BRIEF: Write the records out again, exactly.

MATERIAL PROVIDED:
"""

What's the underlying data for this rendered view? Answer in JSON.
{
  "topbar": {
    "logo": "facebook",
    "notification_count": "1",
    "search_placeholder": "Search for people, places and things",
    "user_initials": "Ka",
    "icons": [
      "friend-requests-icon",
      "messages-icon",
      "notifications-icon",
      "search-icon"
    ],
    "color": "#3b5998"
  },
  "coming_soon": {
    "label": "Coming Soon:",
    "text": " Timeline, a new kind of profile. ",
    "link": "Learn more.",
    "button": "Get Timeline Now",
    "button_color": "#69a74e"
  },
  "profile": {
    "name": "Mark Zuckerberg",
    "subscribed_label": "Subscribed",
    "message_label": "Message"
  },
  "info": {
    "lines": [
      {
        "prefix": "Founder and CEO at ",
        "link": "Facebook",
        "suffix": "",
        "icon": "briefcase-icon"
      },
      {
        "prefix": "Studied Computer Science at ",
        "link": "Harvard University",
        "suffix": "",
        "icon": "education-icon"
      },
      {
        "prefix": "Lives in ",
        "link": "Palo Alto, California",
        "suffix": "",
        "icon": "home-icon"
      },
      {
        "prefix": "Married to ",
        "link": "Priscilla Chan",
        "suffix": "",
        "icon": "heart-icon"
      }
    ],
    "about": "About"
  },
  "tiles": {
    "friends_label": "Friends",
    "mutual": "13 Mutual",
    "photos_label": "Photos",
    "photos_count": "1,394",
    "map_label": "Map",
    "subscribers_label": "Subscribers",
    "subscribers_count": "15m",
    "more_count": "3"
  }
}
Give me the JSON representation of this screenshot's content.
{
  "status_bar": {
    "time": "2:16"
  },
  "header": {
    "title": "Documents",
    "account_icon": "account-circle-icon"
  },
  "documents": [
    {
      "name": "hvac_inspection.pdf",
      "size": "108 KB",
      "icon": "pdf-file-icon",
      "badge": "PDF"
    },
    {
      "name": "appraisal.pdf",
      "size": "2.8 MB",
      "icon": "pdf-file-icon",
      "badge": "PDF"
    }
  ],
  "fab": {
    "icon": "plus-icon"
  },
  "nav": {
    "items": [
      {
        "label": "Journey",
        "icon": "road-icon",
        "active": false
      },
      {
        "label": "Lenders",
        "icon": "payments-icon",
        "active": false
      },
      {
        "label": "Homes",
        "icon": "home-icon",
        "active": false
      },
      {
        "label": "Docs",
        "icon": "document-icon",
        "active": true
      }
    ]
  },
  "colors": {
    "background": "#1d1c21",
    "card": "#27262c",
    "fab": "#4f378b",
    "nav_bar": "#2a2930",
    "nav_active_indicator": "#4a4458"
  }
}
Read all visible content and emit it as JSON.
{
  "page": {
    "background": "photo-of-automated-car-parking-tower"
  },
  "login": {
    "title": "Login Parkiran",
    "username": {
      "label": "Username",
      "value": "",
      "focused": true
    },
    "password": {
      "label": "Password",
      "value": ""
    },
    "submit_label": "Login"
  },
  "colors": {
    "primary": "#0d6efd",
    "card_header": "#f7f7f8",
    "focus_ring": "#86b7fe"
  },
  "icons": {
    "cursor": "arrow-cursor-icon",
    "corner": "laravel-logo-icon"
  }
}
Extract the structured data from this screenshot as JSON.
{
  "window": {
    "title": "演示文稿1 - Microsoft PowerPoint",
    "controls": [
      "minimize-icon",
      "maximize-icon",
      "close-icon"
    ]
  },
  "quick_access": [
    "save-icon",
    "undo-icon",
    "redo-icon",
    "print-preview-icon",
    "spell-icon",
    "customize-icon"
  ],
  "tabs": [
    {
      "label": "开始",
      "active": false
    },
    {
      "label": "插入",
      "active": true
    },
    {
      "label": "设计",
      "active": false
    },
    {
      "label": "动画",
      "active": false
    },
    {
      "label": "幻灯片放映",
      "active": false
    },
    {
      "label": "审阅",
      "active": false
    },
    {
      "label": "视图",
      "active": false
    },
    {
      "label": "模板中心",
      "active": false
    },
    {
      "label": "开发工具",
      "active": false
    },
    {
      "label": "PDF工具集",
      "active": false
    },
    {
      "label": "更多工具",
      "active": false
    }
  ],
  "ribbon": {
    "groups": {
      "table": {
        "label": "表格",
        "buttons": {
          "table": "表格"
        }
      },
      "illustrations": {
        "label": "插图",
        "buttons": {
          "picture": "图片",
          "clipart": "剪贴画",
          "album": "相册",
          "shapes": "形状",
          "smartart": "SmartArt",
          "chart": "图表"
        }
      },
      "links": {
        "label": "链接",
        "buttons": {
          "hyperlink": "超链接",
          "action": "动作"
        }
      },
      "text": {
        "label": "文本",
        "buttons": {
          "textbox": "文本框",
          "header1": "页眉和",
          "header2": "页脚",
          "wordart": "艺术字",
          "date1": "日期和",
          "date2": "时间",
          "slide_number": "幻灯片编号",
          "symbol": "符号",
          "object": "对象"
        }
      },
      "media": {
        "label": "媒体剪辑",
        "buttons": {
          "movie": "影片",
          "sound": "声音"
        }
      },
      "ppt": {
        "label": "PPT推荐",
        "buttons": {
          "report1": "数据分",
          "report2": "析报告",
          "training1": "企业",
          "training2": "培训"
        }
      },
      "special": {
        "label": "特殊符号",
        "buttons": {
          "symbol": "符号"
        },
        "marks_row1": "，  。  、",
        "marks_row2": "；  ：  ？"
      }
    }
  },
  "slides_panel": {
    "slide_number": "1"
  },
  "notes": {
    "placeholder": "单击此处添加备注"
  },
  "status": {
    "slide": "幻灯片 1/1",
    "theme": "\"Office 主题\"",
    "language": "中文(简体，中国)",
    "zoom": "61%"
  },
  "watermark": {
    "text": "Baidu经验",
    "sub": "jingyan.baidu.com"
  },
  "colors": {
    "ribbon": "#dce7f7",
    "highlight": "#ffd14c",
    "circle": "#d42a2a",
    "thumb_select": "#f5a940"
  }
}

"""

RESPONSE BOX:
What's the underlying data for this rendered view? Answer in JSON.
{
  "topbar": {
    "logo": "facebook",
    "notification_count": "1",
    "search_placeholder": "Search for people, places and things",
    "user_initials": "Ka",
    "icons": [
      "friend-requests-icon",
      "messages-icon",
      "notifications-icon",
      "search-icon"
    ],
    "color": "#3b5998"
  },
  "coming_soon": {
    "label": "Coming Soon:",
    "text": " Timeline, a new kind of profile. ",
    "link": "Learn more.",
    "button": "Get Timeline Now",
    "button_color": "#69a74e"
  },
  "profile": {
    "name": "Mark Zuckerberg",
    "subscribed_label": "Subscribed",
    "message_label": "Message"
  },
  "info": {
    "lines": [
      {
        "prefix": "Founder and CEO at ",
        "link": "Facebook",
        "suffix": "",
        "icon": "briefcase-icon"
      },
      {
        "prefix": "Studied Computer Science at ",
        "link": "Harvard University",
        "suffix": "",
        "icon": "education-icon"
      },
      {
        "prefix": "Lives in ",
        "link": "Palo Alto, California",
        "suffix": "",
        "icon": "home-icon"
      },
      {
        "prefix": "Married to ",
        "link": "Priscilla Chan",
        "suffix": "",
        "icon": "heart-icon"
      }
    ],
    "about": "About"
  },
  "tiles": {
    "friends_label": "Friends",
    "mutual": "13 Mutual",
    "photos_label": "Photos",
    "photos_count": "1,394",
    "map_label": "Map",
    "subscribers_label": "Subscribers",
    "subscribers_count": "15m",
    "more_count": "3"
  }
}
Give me the JSON representation of this screenshot's content.
{
  "status_bar": {
    "time": "2:16"
  },
  "header": {
    "title": "Documents",
    "account_icon": "account-circle-icon"
  },
  "documents": [
    {
      "name": "hvac_inspection.pdf",
      "size": "108 KB",
      "icon": "pdf-file-icon",
      "badge": "PDF"
    },
    {
      "name": "appraisal.pdf",
      "size": "2.8 MB",
      "icon": "pdf-file-icon",
      "badge": "PDF"
    }
  ],
  "fab": {
    "icon": "plus-icon"
  },
  "nav": {
    "items": [
      {
        "label": "Journey",
        "icon": "road-icon",
        "active": false
      },
      {
        "label": "Lenders",
        "icon": "payments-icon",
        "active": false
      },
      {
        "label": "Homes",
        "icon": "home-icon",
        "active": false
      },
      {
        "label": "Docs",
        "icon": "document-icon",
        "active": true
      }
    ]
  },
  "colors": {
    "background": "#1d1c21",
    "card": "#27262c",
    "fab": "#4f378b",
    "nav_bar": "#2a2930",
    "nav_active_indicator": "#4a4458"
  }
}
Read all visible content and emit it as JSON.
{
  "page": {
    "background": "photo-of-automated-car-parking-tower"
  },
  "login": {
    "title": "Login Parkiran",
    "username": {
      "label": "Username",
      "value": "",
      "focused": true
    },
    "password": {
      "label": "Password",
      "value": ""
    },
    "submit_label": "Login"
  },
  "colors": {
    "primary": "#0d6efd",
    "card_header": "#f7f7f8",
    "focus_ring": "#86b7fe"
  },
  "icons": {
    "cursor": "arrow-cursor-icon",
    "corner": "laravel-logo-icon"
  }
}
Extract the structured data from this screenshot as JSON.
{
  "window": {
    "title": "演示文稿1 - Microsoft PowerPoint",
    "controls": [
      "minimize-icon",
      "maximize-icon",
      "close-icon"
    ]
  },
  "quick_access": [
    "save-icon",
    "undo-icon",
    "redo-icon",
    "print-preview-icon",
    "spell-icon",
    "customize-icon"
  ],
  "tabs": [
    {
      "label": "开始",
      "active": false
    },
    {
      "label": "插入",
      "active": true
    },
    {
      "label": "设计",
      "active": false
    },
    {
      "label": "动画",
      "active": false
    },
    {
      "label": "幻灯片放映",
      "active": false
    },
    {
      "label": "审阅",
      "active": false
    },
    {
      "label": "视图",
      "active": false
    },
    {
      "label": "模板中心",
      "active": false
    },
    {
      "label": "开发工具",
      "active": false
    },
    {
      "label": "PDF工具集",
      "active": false
    },
    {
      "label": "更多工具",
      "active": false
    }
  ],
  "ribbon": {
    "groups": {
      "table": {
        "label": "表格",
        "buttons": {
          "table": "表格"
        }
      },
      "illustrations": {
        "label": "插图",
        "buttons": {
          "picture": "图片",
          "clipart": "剪贴画",
          "album": "相册",
          "shapes": "形状",
          "smartart": "SmartArt",
          "chart": "图表"
        }
      },
      "links": {
        "label": "链接",
        "buttons": {
          "hyperlink": "超链接",
          "action": "动作"
        }
      },
      "text": {
        "label": "文本",
        "buttons": {
          "textbox": "文本框",
          "header1": "页眉和",
          "header2": "页脚",
          "wordart": "艺术字",
          "date1": "日期和",
          "date2": "时间",
          "slide_number": "幻灯片编号",
          "symbol": "符号",
          "object": "对象"
        }
      },
      "media": {
        "label": "媒体剪辑",
        "buttons": {
          "movie": "影片",
          "sound": "声音"
        }
      },
      "ppt": {
        "label": "PPT推荐",
        "buttons": {
          "report1": "数据分",
          "report2": "析报告",
          "training1": "企业",
          "training2": "培训"
        }
      },
      "special": {
        "label": "特殊符号",
        "buttons": {
          "symbol": "符号"
        },
        "marks_row1": "，  。  、",
        "marks_row2": "；  ：  ？"
      }
    }
  },
  "slides_panel": {
    "slide_number": "1"
  },
  "notes": {
    "placeholder": "单击此处添加备注"
  },
  "status": {
    "slide": "幻灯片 1/1",
    "theme": "\"Office 主题\"",
    "language": "中文(简体，中国)",
    "zoom": "61%"
  },
  "watermark": {
    "text": "Baidu经验",
    "sub": "jingyan.baidu.com"
  },
  "colors": {
    "ribbon": "#dce7f7",
    "highlight": "#ffd14c",
    "circle": "#d42a2a",
    "thumb_select": "#f5a940"
  }
}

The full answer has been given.